Background: The ability to interpret and, consequently, include patient-reported outcomes (PROs) in the decision-making process along with other patient-important outcomes relies on the understanding of what improvement or reduction in the PRO represents a change that is important to patients. With such understanding, treatment effects can be understood in terms of their magnitude as large, moderate, small but still important, or negligible. The most common reference point for the interpretation of PROs is the minimal important difference (MID), which provides a measure of the smallest change in a PRO that patients would perceive as an important benefit or harm.

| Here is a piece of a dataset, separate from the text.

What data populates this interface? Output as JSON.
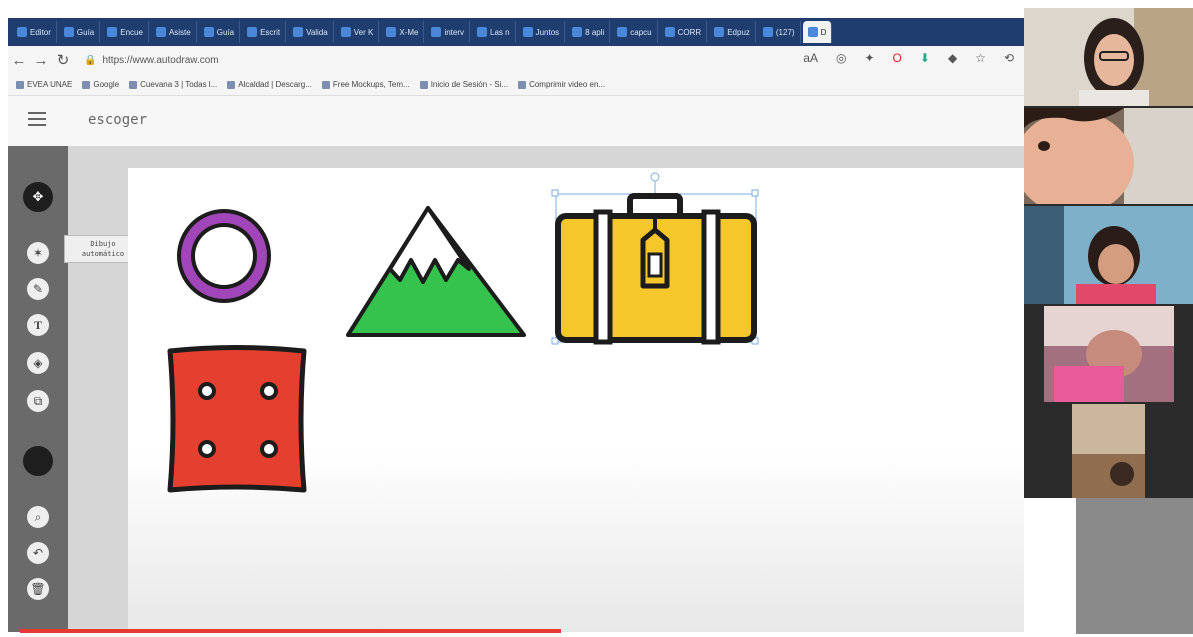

Although MIDs are available for many PROs, users of these MIDs have no guidance on how to determine how credible these estimates are.
Objective: To develop an instrument to measure the credibility of MIDs estimates studies.

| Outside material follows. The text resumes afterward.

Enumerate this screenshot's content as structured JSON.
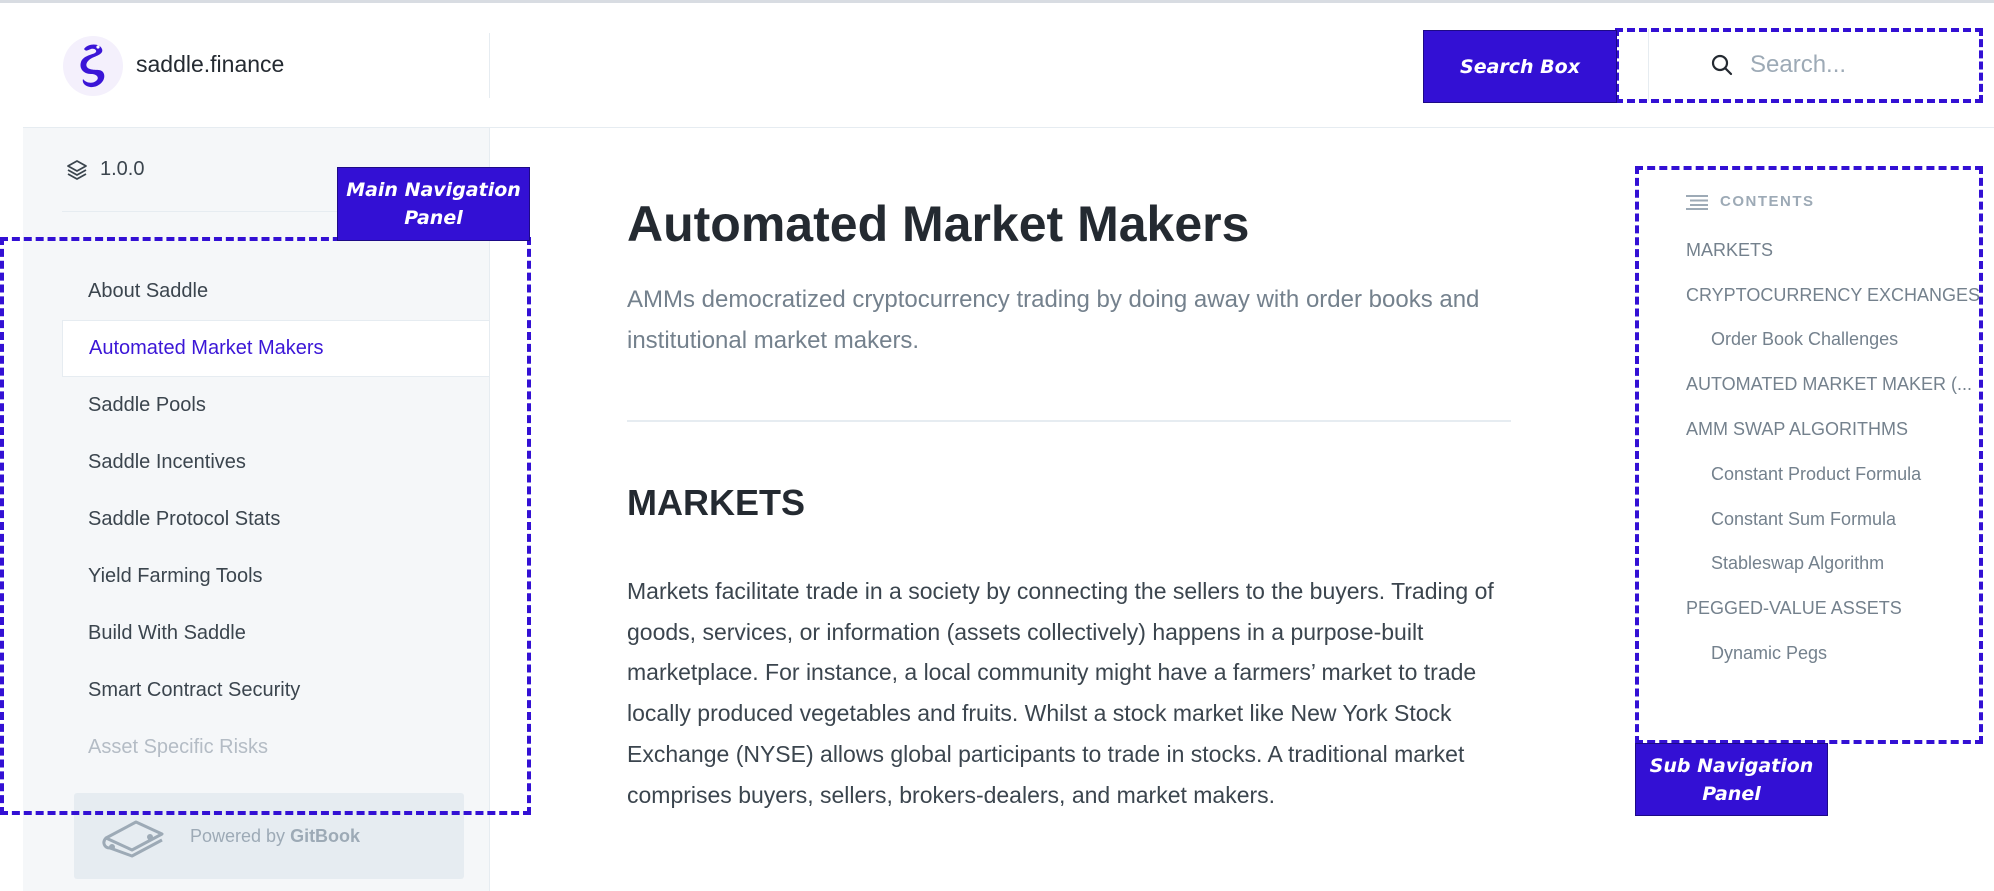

Methods: We are currently conducting a systematic survey that summarizes and appraises available methods to estimate anchor-based MIDs. We searched MEDLINE, EMBASE, PsycINFO, and CINAHL (1989 to present) to identify studies addressing methods to estimate anchor-based MIDs of PRO instruments or reporting empirical ascertainment of anchor-based MIDs. Teams of two reviewers will independently screen the citations identified, and extract relevant data. We will summarize the available methods and develop a new instrument addressing the credibility of empirically ascertained MIDs. We will user-test and pilot our tool, and assess its inter-rater reliability.
Discussion: Our new instrument will allow users to determine the extent to which the design and conduct of studies measuring MIDs is likely to have protected against misleading estimates. In addition, researchers interested in generating these estimates can learn about key aspects that need to be considered in MID study designs to minimize bias. We will present the methods and final draft of the instrument.